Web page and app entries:
#####

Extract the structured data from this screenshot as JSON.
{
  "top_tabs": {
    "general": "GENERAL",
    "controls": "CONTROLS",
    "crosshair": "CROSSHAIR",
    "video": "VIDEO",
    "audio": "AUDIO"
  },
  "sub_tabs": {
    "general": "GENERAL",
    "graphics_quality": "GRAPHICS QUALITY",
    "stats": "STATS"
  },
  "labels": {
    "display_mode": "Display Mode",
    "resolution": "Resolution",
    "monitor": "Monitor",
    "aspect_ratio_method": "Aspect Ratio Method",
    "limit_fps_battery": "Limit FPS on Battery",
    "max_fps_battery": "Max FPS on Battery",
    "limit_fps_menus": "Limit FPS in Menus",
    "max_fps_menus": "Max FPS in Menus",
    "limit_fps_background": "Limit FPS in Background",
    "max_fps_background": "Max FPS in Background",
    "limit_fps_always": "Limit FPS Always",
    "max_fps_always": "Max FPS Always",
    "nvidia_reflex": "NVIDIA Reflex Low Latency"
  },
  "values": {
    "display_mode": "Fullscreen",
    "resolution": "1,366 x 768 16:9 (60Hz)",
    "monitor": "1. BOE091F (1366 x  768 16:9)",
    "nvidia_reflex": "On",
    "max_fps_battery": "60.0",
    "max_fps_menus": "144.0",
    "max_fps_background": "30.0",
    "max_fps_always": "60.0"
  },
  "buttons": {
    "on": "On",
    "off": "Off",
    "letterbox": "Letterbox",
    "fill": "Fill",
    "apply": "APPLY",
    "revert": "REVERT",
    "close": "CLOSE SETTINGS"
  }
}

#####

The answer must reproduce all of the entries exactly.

→ **Task response**
Extract the structured data from this screenshot as JSON.
{
  "top_tabs": {
    "general": "GENERAL",
    "controls": "CONTROLS",
    "crosshair": "CROSSHAIR",
    "video": "VIDEO",
    "audio": "AUDIO"
  },
  "sub_tabs": {
    "general": "GENERAL",
    "graphics_quality": "GRAPHICS QUALITY",
    "stats": "STATS"
  },
  "labels": {
    "display_mode": "Display Mode",
    "resolution": "Resolution",
    "monitor": "Monitor",
    "aspect_ratio_method": "Aspect Ratio Method",
    "limit_fps_battery": "Limit FPS on Battery",
    "max_fps_battery": "Max FPS on Battery",
    "limit_fps_menus": "Limit FPS in Menus",
    "max_fps_menus": "Max FPS in Menus",
    "limit_fps_background": "Limit FPS in Background",
    "max_fps_background": "Max FPS in Background",
    "limit_fps_always": "Limit FPS Always",
    "max_fps_always": "Max FPS Always",
    "nvidia_reflex": "NVIDIA Reflex Low Latency"
  },
  "values": {
    "display_mode": "Fullscreen",
    "resolution": "1,366 x 768 16:9 (60Hz)",
    "monitor": "1. BOE091F (1366 x  768 16:9)",
    "nvidia_reflex": "On",
    "max_fps_battery": "60.0",
    "max_fps_menus": "144.0",
    "max_fps_background": "30.0",
    "max_fps_always": "60.0"
  },
  "buttons": {
    "on": "On",
    "off": "Off",
    "letterbox": "Letterbox",
    "fill": "Fill",
    "apply": "APPLY",
    "revert": "REVERT",
    "close": "CLOSE SETTINGS"
  }
}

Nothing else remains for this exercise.